Jones can technically be called an All-Star, since he did make the American League team back in 2000, a year in which he finished fifth in the Cy Young voting. Jones was pretty good that season, posting a 3.52 ERA and a 3.48 FIP with 9.42 K/9 rate and 3.52 walks per nine.

Oh, he did have 42 saves that season, leading the league. And, while his ERA doesn't look impressive, this was in 2000, which may have been the Year of the Steroids or whatever you want to call it. That season was one of the biggest offensive seasons of the last era. That's why Jones' ERA+ was a more impressive 136.

But, let's not get ahead of ourselves. There's still plenty of interesting stuff to mine from Jones before then. After being drafted in 1989, Jones spent five seasons in the minors before making his MLB debut. He was a starting pitcher in his first two seasons, including 1990, when as a 22-year old, he walked 109 and struck out 106 in 152 innings for Osceola in the Florida State League.

Control problems plagued Jones for pretty much his entire minor league career, as he finished with a walk rate of 6.2 for his career down there.

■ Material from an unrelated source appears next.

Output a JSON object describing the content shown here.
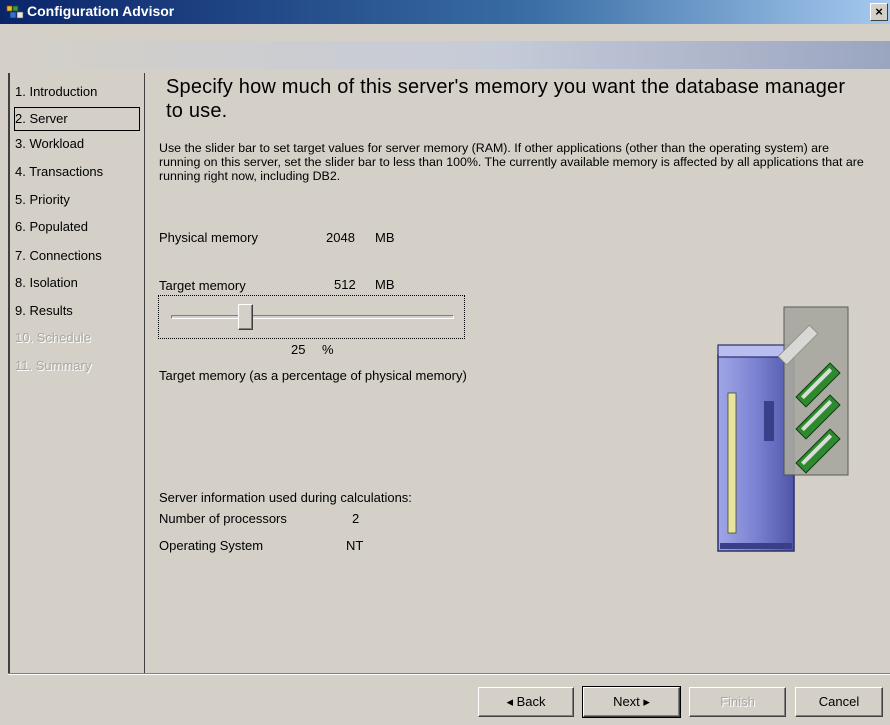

Can you imagine if a pitcher with those kinds of stats was promoted and promoted before taking a spot for the big league team now? TCB would go crazy!

Jones dramatically cut down on his walks in his first two seasons with Houston, before they cropped back up again in 1995 and 1996. Houston had moved him at least part-time into the closer's role by that point, but seeing his ERA jump to 4.40 may have been too much to handle and Jones was part of a huge trade that winter.

Houston traded Jones, Doug Brocail, Brian Hunter and Orlando Miller to Detroit for Brad Ausmus, Jose Lima, Trever Miller, C.J. Nitkowski and Daryl Ward. The remarkable thing about that trade is all the players involved were major leaguers in some form or fashion. Brocail, Jones and Miller seemed to play about 80 combined seasons pitching in relief. I miss huge swaps like this.

In Detroit, Jones started racking up saves aplenty, but after 2000, he never really had big-time save totals again. Until he was traded again and again and signing as a free agent again and again, ending up in Florida in 2005, where he posted his second 40 save season with a much, much lower ERA.

All in all, Jones pitched 16 years in the majors, saved 319 games with a career ERA of 3.97 with eight different teams. For the 27th overall pick, I'd say that's a pretty good career. Interestingly enough, the 23-24-25 picks that season were Mo Vaughn, Alan Zinter and Chuck Knoblauch. Zinter is only relevant because of that brief stint in Houston when he debuted in the majors at Age 34 in 2002, hitting a pinch-hit home run in his sixth game.